As the son of a Sevastopol school history teacher, Greg Meissner rebelled and claimed he hated history. But once he learned about the long and storied past of one of his favorite pastimes, hunting, that changed.
“I didn’t like history but I found some of these things I enjoyed – that aspect of the history and heritage,” said Meissner.
He narrowed down the history and heritage to an extensive collection of gadgets used to reload shotguns in the early decades of the gun’s use. Meissner will share his collection and the stories behind an era where hunting was a way of life and business at the Door County Historical Society’s monthly dinner program on Sept. 25.
“Many of these go back to the late 1800s and run through the 1930s to ‘40s,” Meissner said of his collection.

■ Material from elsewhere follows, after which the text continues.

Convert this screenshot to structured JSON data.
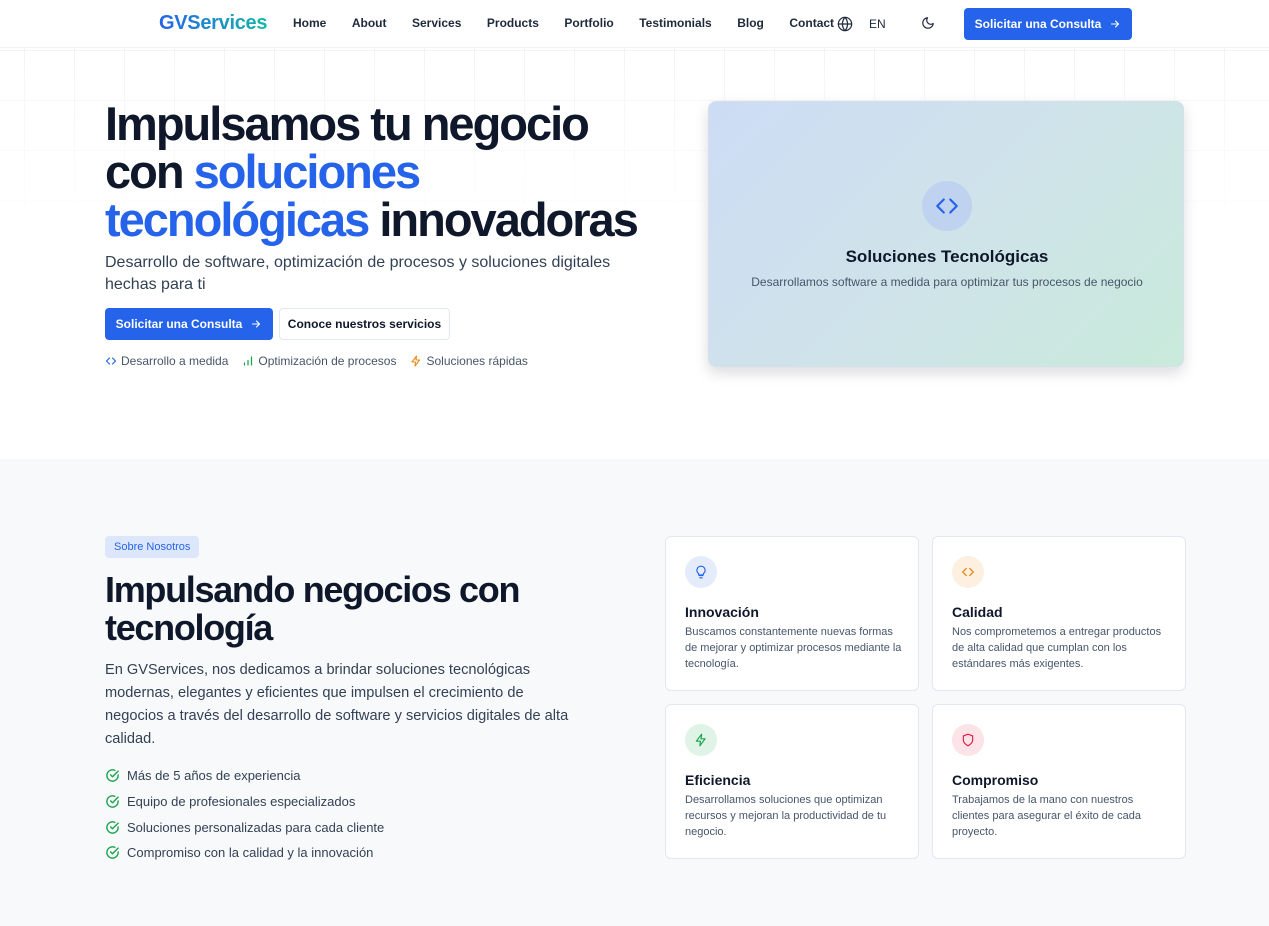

When the shotgun first came on the scene in the mid-1860s, factories sold all of the components to reload the shells and left hunters to figure it out on their own. Good hunters not only fed themselves plentifully, but also financially as they were the ones tracking down the goods everyone needed.
“You have six different operations you need to do in order to get it from an empty shell and so there’s all kinds of tools that were developed,” said Meissner, adding that few hunters today would know how to reload their own shotgun shells.
Meissner, a Sturgeon Bay native, grew up hunting in Dunes Lake just down the road, and up in Iron County. But it wasn’t until a 1970s trip to see some friends in Bozeman, Montana that he would find the start of what would become a lifelong hobby.
“One of my friends out there was an antique, old gun type of guy,” said Meissner. “We were sitting there playing sheepshead and one of the fellas playing cards with us said the sheriff is having a garage sale down the road. He had some things he had collected through the years and so he had some old shotshell boxes and that kind of started it then.”
Meissner’s wife, Marsha, helped the hobby along when she bought a whole bench of reloading tools from a former dentist in South Dakota after the couple stopped there on another trip from Montana.
Shotgun shells come in different sizes, or gauges, that all require their own special tools for reloading. Meissner said the tools for the largest shells, the 410 (for four-tenths of an inch), are difficult to find and the most prized of his collection.
Since beginning his collection in the 1970s, Meissner has found the process is a bit like hunting itself, just with fewer explosions.
“You find after a while when you gather these tools together, you’ve taken these artifacts that were scattered across the country and bring them all in one place and it’s much easier for other people to enjoy them and see this history,” he said. “The fun part is the hunting of all of these pieces.”
Meissner expects his presentation will not only appeal to hunters, but also to historians who recognize just how integral the sport of hunting was to the culture and life of 18th century Americans.
“These probably aren’t a real well known collectible in the hunting field,” said Meissner. “A lot of hunters aren’t even familiar with them…I enjoy the history aspect of it, how those things evolve from those early days into what we have as reloading today.”
Meissner will present “Collectible Shotshell Reloading Tools & Hunting Accessories” on Monday, Sept. 25 at the Alpine Resort in Egg Harbor. The reservation deadline is Monday, Sept. 18. The cost for dinner and the program is $21 for Society members and $25 for guests. Cost for the program alone is $5. Dinner is at 6pm and the program begins at 6:45. For further information, contact the Door County Historical Society at 920.421.2332 or [email protected].